For those on the spiritual path, the experience of transcendental states of oneness and loving consciousness can be so overwhelmingly beautiful, that in comparison the states of mundane living can be an agonizing pain to return to. It’s like you’ve experienced a beautiful tender moment in the garden of Eden, only to be cast out into a harsh scorching desert with no water.

At times it’s much simpler to do an hour of meditation than to do an hour of taxes. The resistance we feel to the mundane can be linked to the comparing mind we have with these sacred states. How do you go about running errands when you can be tasting the divine in this very moment?

An enlightenment experience is not an automatic solution to life’s problems. You still have to contend with relationships, emotional pain, career, finances, illness, loss and death. It may make it easier to apply acceptance, compassion and kindness to those parts of our lives, yet we still have to go through them.

Avoiding The Pedestal

Commonly those with spiritual experiences can find themselves pedestalizing these states, while trivializing the mundane. A great example of this is the use of default world slang in Burning Man culture. Used to describe the outside world that we default to rather than the magical opt-in world of Burning Man. In this way, it glorifies the peak states and experiences that one has on the playa. The trick however is to be able to bring that same energy into the default world, rather than leaving it in the Black Rock desert.

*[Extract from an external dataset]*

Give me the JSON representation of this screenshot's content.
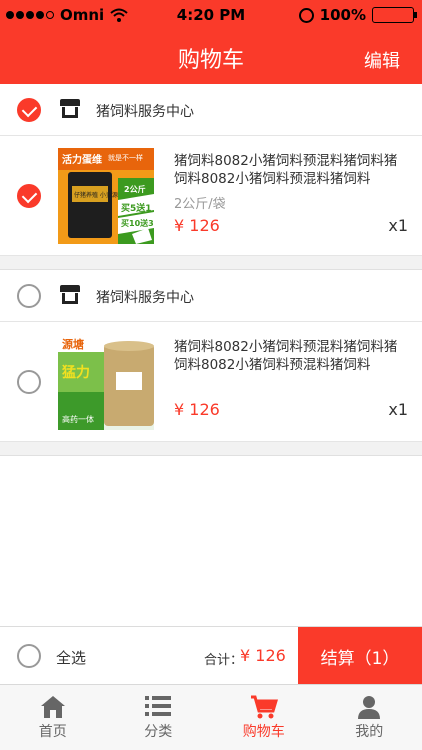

There is in fact great danger in striving after these states, because it’ll put you at odds with reality when you aren’t experiencing them. Steven Kotler, an author on Flow, discusses the dark side of flow states and the existence of bliss junkies in his book Stealing Fire. Once someone experiences a peak flow state whether through surfing or meditation, they end up chasing after that same high with substances as a way to cope with periods of time when they’re stuck in the ordinary. Bliss junkies are those who have tasted the sweet nectar, and try to get another taste no matter the cost to themselves. It’s no surprise that so many celebrities and musicians experience addiction. Once you’ve experienced a stadium of fans cheering you on, every other experience else feels inadequate in comparison.

Living with the Mundane

Yet it’s the mundane which comprises the majority of our lives. Assuming the average human spends around 80 years on earth, you can expect to spend:

  • 289,080 hours sleeping
  • 115,704 hours working

  • 99,048 hours of screen time (social media, tv, etc.)

  • 37,992 hours eating and drinking

  • 37,992 hours exercising

Rather than trying to chase after impermenant transcendent states we should learn to love the mundane. Learning to infuse ecstasy into our mundane activities is the highest form of spiritual practice. Lovingly washing the dishes, or devotely taking out the trash. Treating every action as an act of devotion, of service to some higher being is one of the ways we can transform the mundane into the sacred, or at the very least enhance our experience in a way that makes us love it.

For transmuting the mundane lead into sacred gold, is the highest form of spiritual alchemy. Akin to turning water into wine.

The Ten Bulls

This is the same message conveyed in the Ten Bulls. A series of short poems and drawings used in the Zen tradition to describe the stages of enlightenment, and the eventual return and integration into society.

It’s not enough that we catch and tame the bull. We must learn to transcend the attachment we have to these states, no matter how beautiful they are. Doing anything else would simply bind us to the same type of craving that keeps us from freeing ourselves from Maya.

“Be fully aware of what you’re doing, and work becomes the yoga of work, play becomes the yoga of play, everyday living becomes the yoga of everyday living.”

As you experience these transcendent states in your journey, remember that they’re simply transitory experiences that act as a waypoint along the path. Getting enamored and chasing after them, will simply lead to your own destruction. Addiction rears its head anytime we feel a lack of connection, and after experiencing a connection with the divine, how can anything else even come close?

Learn to enjoy both the mundane and the sacred, and you will be served well. Remember there is no such thing as enlightened retirement. Life goes on, and we must go with it.